The communication of this message of love, of the mercy of God has to be expressed through this way of humility. Whenever power comes into the picture, it tends to corrupt it. Of course, even the apostles had to live and to eat and drink, and therefore, to have a bit of money. There was even a purse among the first group of disciples. It was given to a certain man named Judas. And, therefore, money was there, and they were known, and everybody was speaking of the Son of Man and all of his miracles, and also Jesus had to make decisions etc.

All these elements are present whenever you have people, even the best possible apostles. You will have these elements: money, knowledge, and decision. But, you know, as soon as you have these forms of power, you will always have temptation. It will always tend to corrupt from the inside. When the Church was installed as a political power after Constantine, it had to bear constantly against the temptation of giving the gospel message the image that was given at the time of Luther by the Popes of the Renaissance. Is that really the Church of Christ?

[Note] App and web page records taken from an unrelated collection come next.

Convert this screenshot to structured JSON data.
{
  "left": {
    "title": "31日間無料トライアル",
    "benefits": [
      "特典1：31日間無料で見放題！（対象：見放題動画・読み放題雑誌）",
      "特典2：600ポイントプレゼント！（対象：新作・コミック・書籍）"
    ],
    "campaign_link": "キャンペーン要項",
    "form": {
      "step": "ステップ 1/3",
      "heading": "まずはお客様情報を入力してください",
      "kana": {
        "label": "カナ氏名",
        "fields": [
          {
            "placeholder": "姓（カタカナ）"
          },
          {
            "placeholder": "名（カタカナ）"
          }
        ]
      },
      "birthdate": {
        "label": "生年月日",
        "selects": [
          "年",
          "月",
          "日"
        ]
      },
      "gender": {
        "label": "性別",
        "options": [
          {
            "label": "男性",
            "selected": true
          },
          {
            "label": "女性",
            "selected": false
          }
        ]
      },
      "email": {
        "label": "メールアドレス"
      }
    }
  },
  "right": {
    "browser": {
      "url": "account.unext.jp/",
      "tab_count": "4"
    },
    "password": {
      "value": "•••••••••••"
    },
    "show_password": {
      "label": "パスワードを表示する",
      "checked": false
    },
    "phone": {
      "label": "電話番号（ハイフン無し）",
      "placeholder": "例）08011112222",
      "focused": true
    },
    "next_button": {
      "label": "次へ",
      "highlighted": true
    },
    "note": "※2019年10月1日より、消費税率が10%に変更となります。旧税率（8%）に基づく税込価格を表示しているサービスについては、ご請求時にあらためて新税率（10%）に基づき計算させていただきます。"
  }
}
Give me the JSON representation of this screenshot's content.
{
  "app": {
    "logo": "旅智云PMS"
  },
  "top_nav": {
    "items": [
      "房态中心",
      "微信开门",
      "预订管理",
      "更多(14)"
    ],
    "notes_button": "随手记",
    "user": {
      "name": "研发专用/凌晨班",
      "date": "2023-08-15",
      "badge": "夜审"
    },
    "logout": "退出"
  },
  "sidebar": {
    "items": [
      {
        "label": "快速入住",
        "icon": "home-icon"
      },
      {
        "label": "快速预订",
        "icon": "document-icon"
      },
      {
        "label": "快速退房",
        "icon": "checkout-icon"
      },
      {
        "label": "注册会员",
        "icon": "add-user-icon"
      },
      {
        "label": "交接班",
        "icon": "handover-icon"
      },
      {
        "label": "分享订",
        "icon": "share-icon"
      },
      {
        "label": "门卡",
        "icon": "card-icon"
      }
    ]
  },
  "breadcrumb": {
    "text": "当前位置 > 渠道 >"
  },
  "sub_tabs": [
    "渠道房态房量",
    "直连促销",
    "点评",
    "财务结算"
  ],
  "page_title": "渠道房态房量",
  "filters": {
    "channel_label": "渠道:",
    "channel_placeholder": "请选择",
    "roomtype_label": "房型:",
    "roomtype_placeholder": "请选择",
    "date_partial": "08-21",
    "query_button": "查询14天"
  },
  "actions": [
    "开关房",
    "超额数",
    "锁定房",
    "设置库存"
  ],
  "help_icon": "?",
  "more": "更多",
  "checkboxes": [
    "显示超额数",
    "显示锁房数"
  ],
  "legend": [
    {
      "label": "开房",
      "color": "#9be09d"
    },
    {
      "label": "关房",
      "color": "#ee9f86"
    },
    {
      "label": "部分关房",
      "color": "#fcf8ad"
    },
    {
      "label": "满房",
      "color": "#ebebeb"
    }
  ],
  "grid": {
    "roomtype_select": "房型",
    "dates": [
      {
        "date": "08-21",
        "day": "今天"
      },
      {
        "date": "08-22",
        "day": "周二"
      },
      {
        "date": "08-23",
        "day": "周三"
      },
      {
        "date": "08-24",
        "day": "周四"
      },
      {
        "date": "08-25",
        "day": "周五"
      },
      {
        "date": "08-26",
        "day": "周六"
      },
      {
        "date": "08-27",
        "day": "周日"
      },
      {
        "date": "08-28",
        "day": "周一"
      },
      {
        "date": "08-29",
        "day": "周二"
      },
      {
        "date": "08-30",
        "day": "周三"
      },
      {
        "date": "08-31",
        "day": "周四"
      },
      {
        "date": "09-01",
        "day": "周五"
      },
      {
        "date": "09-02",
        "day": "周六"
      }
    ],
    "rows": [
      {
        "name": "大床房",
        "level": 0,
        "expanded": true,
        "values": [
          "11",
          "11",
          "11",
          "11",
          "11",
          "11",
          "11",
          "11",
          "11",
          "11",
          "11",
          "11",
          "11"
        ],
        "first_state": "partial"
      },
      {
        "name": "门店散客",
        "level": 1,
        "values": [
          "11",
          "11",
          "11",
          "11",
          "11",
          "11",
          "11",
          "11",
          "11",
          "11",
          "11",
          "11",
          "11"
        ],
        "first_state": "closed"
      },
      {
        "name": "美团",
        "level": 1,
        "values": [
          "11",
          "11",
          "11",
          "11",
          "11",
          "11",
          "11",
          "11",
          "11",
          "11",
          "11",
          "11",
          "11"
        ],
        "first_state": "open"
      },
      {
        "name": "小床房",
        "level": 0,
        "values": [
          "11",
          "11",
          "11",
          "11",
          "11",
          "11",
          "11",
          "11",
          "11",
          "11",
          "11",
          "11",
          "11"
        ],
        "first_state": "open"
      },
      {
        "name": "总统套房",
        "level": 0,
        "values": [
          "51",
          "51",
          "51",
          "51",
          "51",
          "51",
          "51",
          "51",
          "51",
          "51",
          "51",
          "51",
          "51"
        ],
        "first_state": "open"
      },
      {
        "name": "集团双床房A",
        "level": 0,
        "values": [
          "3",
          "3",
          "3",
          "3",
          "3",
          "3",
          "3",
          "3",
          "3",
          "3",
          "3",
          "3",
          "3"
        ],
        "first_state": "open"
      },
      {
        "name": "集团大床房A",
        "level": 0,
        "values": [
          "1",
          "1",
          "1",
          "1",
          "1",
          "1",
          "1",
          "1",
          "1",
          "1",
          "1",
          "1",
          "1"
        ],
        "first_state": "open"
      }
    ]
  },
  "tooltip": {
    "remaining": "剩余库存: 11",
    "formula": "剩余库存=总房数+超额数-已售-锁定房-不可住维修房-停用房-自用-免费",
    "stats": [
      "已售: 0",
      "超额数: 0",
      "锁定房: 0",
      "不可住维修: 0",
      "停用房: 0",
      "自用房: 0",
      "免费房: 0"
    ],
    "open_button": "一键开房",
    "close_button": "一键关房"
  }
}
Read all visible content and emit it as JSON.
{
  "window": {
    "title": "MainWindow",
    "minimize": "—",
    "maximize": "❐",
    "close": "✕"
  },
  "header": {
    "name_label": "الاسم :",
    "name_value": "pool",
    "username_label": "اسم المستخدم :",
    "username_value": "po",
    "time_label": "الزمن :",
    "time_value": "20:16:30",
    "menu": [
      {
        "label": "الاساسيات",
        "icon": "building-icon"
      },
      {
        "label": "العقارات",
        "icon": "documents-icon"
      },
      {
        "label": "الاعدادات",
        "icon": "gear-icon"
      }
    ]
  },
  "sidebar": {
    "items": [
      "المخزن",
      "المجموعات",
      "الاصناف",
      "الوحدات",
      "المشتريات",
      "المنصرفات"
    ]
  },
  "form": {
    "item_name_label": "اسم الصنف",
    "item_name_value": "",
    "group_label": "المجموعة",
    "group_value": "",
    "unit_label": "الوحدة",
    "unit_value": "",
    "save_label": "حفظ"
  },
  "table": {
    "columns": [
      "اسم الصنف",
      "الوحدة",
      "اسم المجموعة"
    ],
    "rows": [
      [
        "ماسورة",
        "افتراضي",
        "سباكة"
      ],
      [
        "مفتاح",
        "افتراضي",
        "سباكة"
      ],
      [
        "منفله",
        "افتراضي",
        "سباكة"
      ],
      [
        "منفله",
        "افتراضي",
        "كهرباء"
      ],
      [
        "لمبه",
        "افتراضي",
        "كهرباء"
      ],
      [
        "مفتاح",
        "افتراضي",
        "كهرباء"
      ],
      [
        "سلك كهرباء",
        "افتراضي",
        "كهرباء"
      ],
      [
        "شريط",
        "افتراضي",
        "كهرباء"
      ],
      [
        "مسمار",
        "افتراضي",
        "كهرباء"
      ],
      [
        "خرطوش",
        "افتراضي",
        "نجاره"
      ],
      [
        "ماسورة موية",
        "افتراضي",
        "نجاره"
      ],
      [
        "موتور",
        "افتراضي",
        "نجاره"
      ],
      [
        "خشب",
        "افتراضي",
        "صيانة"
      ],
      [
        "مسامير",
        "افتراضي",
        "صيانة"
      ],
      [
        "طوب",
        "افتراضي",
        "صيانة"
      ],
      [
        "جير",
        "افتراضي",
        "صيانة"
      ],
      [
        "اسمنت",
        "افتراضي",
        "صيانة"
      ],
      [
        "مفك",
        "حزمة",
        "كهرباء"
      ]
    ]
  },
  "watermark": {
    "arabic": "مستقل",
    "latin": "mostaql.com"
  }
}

So many foundered, broke away from that, and dreamed of a third age, an age of the Spirit, the age of Mary, the age in which we will be freed from all that. Instead the age of the primitive Church will come again, the Church of humility, a servant and poor Church.

Very often, this challenge has precisely taken the form of breaking away from the institution: the institution is too corrupted. We have to break away from it. Colin did not take this line of approach. He tried to stop from the start, right in the heart, these three dispositions:

“Try really not to accept even for a quarter of an hour this thinking of greed; try not even to desire, to imagine the fact that you could become a superior, because that’s not to be in your line to thinking; don’t make use of the fact that you are the boss, and that you are making the decision. Rather follow the opinion of others, even if it is silly, I would rather you take the part of the minority rather than you be corrupted by the joy of having the power and exercising it.”

I think that by doing that, Colin is really challenging something which is a basic temptation in every churchman in every age. I think that a presentation of Colin starting from that could be really appealing for young people, all the men of today. I think all of them are very critical towards a Church which, in a certain sense, is a power, is in certain countries, mixed up with politics, mixed up with certain forms of power, a Church which, in a certain sense, betrays the message of humility and grace and love and mercy, which is the one of the gospel.

We could just tell them: There has been somebody who did that, somebody who felt that. But, you know, he felt it not so much as a reason to break away from the institution, but he tried really to convert the heart of man and to build a group of men convinced that if they were able to avoid this corruption in the heart from power, they would really be for the instrument of the divine mercy.

Source: Jean Coste, 1980 Framingham Retreat to the Boston Province, Conference 7.

Comments are closed.